Task: Copy, from the data below, every line that has "this" in it.

Recorded data:
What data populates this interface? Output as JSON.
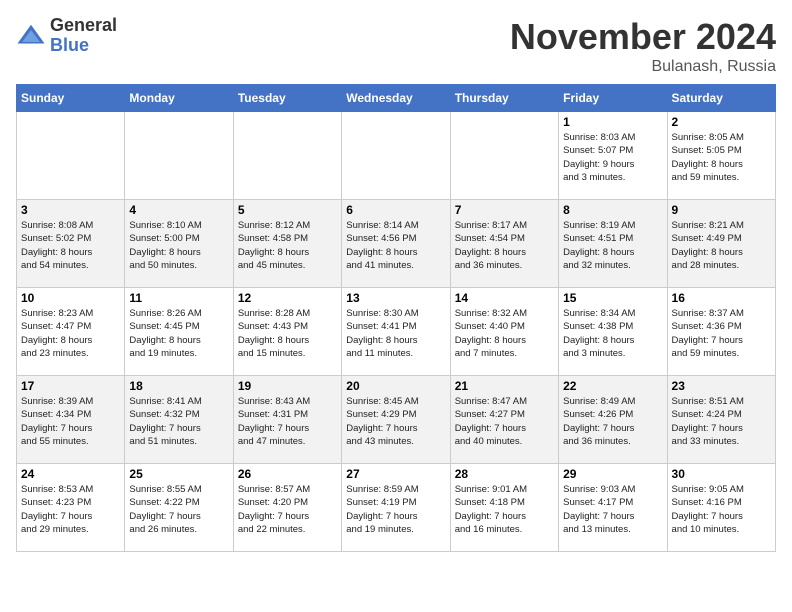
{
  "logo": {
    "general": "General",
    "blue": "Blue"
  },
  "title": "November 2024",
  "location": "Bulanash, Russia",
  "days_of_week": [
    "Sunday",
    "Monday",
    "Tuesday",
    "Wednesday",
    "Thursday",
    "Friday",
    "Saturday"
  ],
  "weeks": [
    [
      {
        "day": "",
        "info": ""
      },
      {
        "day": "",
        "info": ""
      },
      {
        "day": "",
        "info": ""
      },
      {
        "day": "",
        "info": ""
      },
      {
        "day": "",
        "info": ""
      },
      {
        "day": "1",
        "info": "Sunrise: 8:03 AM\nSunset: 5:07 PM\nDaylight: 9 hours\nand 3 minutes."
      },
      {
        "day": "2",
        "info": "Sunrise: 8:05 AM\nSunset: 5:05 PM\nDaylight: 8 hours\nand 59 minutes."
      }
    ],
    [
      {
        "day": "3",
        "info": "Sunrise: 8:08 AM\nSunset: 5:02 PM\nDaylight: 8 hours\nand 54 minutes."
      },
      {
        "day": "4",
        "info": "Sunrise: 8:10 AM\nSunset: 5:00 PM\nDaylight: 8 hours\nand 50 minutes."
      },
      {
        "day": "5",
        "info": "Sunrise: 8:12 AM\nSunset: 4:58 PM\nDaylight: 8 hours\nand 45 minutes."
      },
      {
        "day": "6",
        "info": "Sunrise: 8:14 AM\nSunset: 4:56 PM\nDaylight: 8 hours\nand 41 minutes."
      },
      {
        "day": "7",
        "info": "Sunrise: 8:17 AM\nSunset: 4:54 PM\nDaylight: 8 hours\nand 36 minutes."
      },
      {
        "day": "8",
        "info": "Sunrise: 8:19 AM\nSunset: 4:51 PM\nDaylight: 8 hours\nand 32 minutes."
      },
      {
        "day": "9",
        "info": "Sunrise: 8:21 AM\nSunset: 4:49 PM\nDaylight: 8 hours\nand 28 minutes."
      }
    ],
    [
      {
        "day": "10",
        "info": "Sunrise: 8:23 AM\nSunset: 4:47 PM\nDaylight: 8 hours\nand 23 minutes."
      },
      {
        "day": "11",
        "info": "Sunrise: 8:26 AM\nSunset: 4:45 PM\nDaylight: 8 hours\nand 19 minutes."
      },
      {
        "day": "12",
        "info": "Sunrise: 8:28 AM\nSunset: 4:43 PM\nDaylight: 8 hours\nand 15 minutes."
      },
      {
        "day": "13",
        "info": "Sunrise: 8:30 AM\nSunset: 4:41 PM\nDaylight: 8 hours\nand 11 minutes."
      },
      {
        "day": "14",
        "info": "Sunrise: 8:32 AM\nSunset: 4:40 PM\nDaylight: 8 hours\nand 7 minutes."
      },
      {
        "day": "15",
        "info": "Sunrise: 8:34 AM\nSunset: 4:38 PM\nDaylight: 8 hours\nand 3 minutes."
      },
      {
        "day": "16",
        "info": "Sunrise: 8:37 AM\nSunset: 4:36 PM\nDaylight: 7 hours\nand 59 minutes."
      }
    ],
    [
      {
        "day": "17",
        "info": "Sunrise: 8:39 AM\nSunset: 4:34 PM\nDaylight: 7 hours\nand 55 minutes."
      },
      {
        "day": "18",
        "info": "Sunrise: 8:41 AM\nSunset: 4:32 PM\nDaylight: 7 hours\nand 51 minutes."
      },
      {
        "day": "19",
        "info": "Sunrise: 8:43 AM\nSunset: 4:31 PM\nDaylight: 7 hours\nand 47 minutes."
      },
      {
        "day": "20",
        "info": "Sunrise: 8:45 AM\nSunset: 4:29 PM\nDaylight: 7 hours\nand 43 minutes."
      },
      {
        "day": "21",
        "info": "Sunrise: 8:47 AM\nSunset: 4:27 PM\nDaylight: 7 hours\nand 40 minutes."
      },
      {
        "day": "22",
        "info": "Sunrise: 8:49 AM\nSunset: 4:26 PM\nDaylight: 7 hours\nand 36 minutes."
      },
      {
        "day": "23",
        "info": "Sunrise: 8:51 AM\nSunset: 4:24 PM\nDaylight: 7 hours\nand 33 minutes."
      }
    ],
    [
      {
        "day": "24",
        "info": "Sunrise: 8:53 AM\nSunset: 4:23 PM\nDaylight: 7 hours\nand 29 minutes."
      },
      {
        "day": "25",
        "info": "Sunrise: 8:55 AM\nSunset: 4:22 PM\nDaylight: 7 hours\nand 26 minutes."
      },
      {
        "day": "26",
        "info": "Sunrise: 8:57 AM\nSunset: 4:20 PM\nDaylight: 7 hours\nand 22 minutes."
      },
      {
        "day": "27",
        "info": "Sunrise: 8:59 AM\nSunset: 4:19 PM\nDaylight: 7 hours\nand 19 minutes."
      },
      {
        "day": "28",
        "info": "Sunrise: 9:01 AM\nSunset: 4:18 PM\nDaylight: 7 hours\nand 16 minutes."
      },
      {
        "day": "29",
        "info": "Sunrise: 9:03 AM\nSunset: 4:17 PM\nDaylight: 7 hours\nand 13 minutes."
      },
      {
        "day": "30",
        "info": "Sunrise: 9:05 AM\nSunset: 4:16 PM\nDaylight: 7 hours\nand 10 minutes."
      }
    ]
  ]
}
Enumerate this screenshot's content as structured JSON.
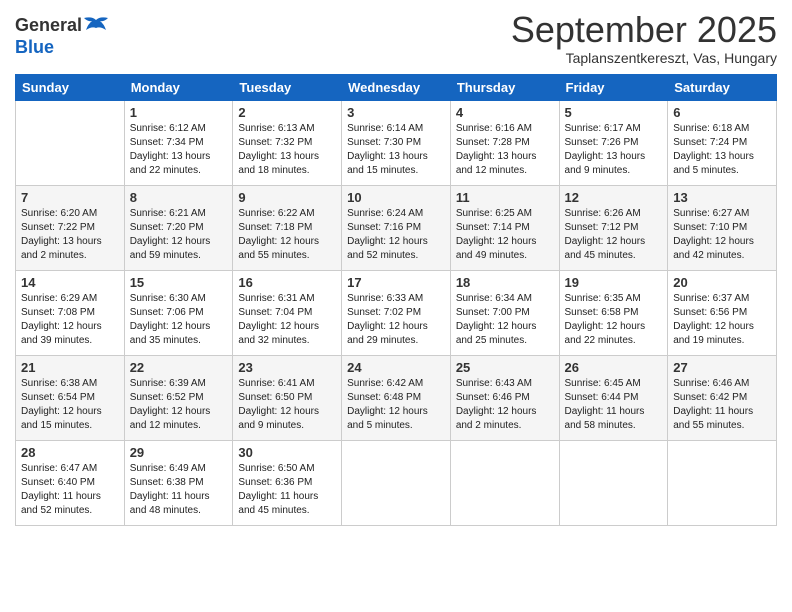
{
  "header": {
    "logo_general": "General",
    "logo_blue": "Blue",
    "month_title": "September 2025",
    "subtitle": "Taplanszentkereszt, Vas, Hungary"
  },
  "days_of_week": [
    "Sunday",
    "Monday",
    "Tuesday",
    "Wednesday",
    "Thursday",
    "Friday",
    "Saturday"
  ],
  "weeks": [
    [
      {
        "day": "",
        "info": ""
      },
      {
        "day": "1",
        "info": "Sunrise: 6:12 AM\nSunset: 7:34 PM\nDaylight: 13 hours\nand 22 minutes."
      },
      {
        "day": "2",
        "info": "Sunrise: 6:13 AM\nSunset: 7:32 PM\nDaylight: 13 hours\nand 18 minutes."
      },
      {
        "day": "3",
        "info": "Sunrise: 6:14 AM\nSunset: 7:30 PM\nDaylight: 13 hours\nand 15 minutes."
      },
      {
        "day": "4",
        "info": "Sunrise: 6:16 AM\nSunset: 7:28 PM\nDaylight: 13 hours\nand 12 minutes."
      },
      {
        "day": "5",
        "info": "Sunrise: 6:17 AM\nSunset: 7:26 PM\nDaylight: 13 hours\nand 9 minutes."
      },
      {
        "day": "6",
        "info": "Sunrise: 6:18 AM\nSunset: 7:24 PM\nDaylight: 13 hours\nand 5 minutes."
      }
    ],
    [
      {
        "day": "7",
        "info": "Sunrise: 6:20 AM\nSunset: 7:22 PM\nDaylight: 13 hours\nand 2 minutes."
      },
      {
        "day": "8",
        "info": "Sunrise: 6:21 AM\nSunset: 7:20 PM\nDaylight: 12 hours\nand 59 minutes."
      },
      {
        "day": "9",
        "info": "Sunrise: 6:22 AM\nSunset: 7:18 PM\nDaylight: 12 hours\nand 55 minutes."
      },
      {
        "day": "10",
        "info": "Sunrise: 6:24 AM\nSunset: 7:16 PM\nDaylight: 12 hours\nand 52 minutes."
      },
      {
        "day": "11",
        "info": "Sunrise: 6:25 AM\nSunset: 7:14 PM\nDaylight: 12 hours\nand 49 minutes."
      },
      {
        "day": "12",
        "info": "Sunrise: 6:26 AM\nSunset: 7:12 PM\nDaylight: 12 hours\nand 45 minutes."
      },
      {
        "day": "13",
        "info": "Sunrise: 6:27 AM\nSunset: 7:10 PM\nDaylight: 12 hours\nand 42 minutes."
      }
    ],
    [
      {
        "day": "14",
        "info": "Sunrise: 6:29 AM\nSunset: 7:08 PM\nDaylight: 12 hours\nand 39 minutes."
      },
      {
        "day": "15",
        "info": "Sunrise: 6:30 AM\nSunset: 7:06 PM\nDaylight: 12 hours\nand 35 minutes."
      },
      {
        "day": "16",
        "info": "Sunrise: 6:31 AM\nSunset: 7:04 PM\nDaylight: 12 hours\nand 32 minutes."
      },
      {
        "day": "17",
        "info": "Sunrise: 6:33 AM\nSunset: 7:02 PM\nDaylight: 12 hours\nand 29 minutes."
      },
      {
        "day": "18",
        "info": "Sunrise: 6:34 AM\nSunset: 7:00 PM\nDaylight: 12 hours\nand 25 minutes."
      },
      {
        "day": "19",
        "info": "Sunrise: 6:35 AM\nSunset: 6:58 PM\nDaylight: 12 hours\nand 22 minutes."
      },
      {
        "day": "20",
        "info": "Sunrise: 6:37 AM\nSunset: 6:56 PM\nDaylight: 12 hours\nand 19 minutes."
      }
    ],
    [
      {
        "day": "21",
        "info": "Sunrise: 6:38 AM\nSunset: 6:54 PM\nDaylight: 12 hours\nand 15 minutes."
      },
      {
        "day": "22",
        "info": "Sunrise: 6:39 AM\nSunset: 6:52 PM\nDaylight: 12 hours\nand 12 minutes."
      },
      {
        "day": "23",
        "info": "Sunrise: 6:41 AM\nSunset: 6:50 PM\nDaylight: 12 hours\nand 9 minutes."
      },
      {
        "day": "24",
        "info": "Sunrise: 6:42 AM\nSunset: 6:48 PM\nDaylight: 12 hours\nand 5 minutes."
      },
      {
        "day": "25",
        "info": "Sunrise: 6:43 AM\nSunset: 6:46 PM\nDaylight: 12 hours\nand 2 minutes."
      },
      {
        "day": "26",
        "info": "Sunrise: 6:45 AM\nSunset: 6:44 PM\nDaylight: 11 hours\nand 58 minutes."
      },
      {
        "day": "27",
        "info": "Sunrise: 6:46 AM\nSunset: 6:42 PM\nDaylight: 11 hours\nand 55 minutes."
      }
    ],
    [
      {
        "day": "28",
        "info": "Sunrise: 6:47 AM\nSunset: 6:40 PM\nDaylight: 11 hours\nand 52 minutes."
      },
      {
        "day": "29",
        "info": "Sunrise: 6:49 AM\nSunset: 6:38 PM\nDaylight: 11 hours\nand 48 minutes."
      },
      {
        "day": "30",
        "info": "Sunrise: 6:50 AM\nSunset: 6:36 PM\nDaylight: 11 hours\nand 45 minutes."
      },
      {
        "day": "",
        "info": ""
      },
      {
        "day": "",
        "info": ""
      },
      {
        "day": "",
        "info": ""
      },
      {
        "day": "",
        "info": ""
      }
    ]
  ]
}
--
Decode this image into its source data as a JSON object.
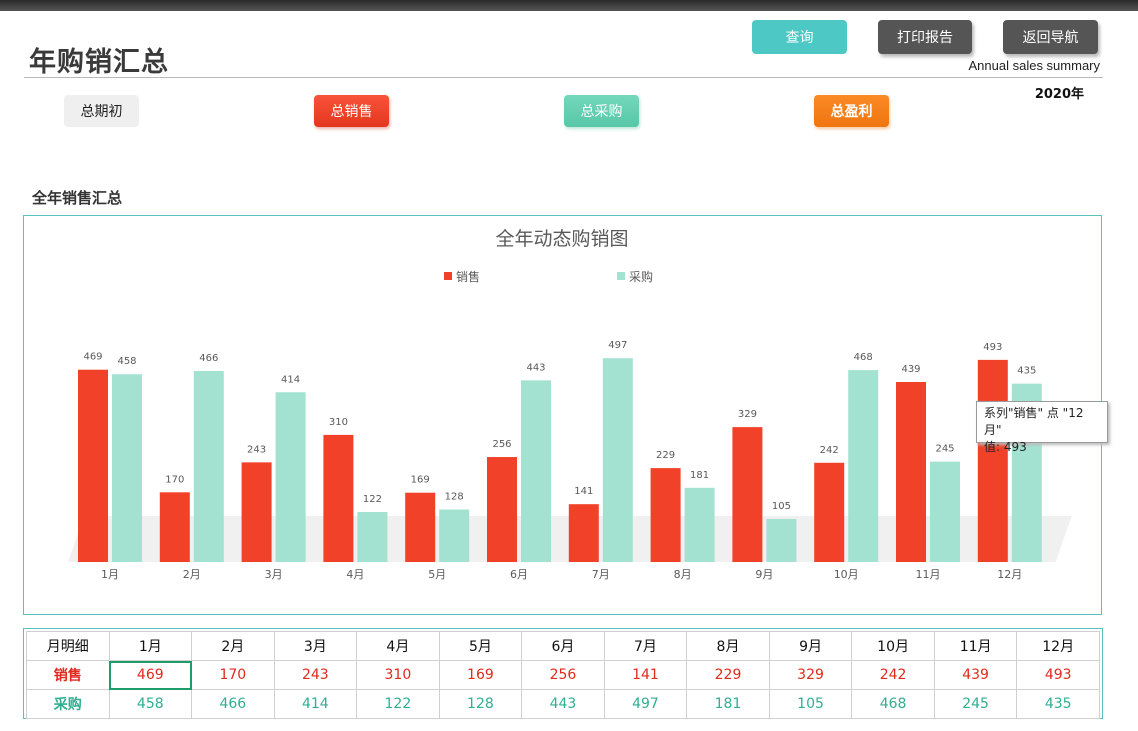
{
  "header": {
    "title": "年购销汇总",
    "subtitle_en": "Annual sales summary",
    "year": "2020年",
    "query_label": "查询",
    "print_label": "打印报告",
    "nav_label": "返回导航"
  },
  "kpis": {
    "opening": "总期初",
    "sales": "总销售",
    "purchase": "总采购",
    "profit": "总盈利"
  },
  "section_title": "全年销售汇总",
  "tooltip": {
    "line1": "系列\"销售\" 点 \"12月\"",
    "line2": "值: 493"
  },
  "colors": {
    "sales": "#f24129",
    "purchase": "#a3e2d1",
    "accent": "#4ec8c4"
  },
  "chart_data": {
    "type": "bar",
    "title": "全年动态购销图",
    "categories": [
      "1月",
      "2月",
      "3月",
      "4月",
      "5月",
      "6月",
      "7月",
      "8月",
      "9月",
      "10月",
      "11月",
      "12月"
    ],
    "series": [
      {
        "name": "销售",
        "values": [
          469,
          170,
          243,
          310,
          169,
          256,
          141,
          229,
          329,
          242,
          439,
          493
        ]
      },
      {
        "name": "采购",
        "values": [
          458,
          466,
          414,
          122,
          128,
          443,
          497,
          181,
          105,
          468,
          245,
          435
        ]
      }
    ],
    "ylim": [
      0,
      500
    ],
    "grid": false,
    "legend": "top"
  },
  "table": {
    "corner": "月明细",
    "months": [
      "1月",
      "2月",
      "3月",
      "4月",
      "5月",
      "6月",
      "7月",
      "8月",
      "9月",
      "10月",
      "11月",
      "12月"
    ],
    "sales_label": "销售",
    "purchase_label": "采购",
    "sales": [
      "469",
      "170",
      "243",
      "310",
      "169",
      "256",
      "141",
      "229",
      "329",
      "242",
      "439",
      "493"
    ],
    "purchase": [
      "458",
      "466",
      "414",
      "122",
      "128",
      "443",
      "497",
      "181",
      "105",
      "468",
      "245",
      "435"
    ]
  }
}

Written response:
What data populates this interface? Output as JSON.
Enumerate this screenshot's content as structured JSON.
Decode this image into its source data as a JSON object.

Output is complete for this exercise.